==== SUPPLIED RECORDS

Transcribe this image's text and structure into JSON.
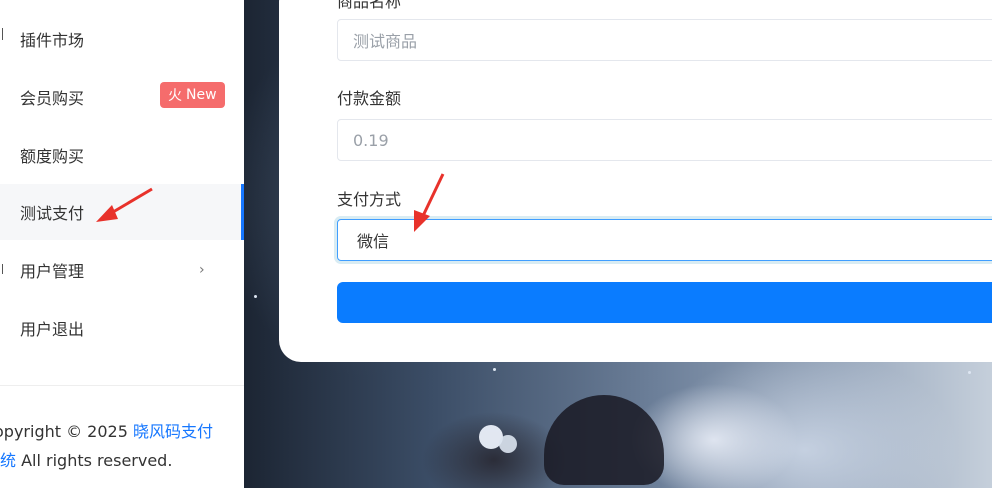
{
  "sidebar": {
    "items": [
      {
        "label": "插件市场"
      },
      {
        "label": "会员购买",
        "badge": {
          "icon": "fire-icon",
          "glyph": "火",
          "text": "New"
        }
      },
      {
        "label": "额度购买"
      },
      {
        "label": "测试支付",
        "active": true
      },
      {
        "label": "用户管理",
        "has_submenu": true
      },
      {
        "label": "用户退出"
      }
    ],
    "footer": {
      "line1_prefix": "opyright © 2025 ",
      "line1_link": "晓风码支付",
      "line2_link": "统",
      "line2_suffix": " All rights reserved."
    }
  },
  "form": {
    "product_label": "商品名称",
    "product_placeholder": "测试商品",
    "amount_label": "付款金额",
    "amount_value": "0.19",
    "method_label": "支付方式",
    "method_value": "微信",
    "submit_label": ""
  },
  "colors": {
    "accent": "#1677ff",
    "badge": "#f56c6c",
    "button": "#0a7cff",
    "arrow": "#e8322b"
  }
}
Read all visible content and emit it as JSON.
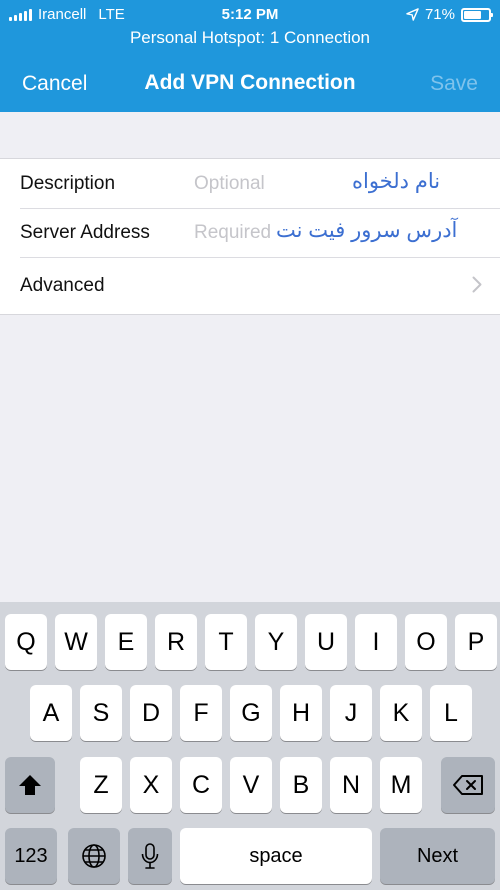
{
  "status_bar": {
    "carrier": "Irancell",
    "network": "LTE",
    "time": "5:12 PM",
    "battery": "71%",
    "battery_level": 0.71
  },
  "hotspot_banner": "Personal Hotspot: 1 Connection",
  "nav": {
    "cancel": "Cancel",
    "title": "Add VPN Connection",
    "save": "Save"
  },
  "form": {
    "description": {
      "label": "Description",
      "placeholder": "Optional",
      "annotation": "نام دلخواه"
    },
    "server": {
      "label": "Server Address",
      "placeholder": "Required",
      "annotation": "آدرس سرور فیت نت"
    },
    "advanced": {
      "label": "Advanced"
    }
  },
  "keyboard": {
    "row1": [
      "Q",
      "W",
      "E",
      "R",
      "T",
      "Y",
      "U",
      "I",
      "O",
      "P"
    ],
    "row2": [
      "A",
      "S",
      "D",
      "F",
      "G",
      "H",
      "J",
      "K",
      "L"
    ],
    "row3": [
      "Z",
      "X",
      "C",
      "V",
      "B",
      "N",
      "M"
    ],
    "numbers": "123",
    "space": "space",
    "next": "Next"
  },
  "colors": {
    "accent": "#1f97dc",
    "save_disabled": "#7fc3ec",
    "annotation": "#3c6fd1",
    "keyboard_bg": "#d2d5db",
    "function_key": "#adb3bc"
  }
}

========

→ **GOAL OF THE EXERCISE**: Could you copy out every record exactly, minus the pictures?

→ **RESPONSE BELOW**:
Transcribe this image's text and structure into JSON.
{
  "sidebar": {
    "items": [
      {
        "label": "插件市场"
      },
      {
        "label": "会员购买",
        "badge": {
          "icon": "fire-icon",
          "glyph": "火",
          "text": "New"
        }
      },
      {
        "label": "额度购买"
      },
      {
        "label": "测试支付",
        "active": true
      },
      {
        "label": "用户管理",
        "has_submenu": true
      },
      {
        "label": "用户退出"
      }
    ],
    "footer": {
      "line1_prefix": "opyright © 2025 ",
      "line1_link": "晓风码支付",
      "line2_link": "统",
      "line2_suffix": " All rights reserved."
    }
  },
  "form": {
    "product_label": "商品名称",
    "product_placeholder": "测试商品",
    "amount_label": "付款金额",
    "amount_value": "0.19",
    "method_label": "支付方式",
    "method_value": "微信",
    "submit_label": ""
  },
  "colors": {
    "accent": "#1677ff",
    "badge": "#f56c6c",
    "button": "#0a7cff",
    "arrow": "#e8322b"
  }
}
Read all visible content and emit it as JSON.
{
  "status_bar": {
    "carrier": "Irancell",
    "network": "LTE",
    "time": "5:12 PM",
    "battery": "71%",
    "battery_level": 0.71
  },
  "hotspot_banner": "Personal Hotspot: 1 Connection",
  "nav": {
    "cancel": "Cancel",
    "title": "Add VPN Connection",
    "save": "Save"
  },
  "form": {
    "description": {
      "label": "Description",
      "placeholder": "Optional",
      "annotation": "نام دلخواه"
    },
    "server": {
      "label": "Server Address",
      "placeholder": "Required",
      "annotation": "آدرس سرور فیت نت"
    },
    "advanced": {
      "label": "Advanced"
    }
  },
  "keyboard": {
    "row1": [
      "Q",
      "W",
      "E",
      "R",
      "T",
      "Y",
      "U",
      "I",
      "O",
      "P"
    ],
    "row2": [
      "A",
      "S",
      "D",
      "F",
      "G",
      "H",
      "J",
      "K",
      "L"
    ],
    "row3": [
      "Z",
      "X",
      "C",
      "V",
      "B",
      "N",
      "M"
    ],
    "numbers": "123",
    "space": "space",
    "next": "Next"
  },
  "colors": {
    "accent": "#1f97dc",
    "save_disabled": "#7fc3ec",
    "annotation": "#3c6fd1",
    "keyboard_bg": "#d2d5db",
    "function_key": "#adb3bc"
  }
}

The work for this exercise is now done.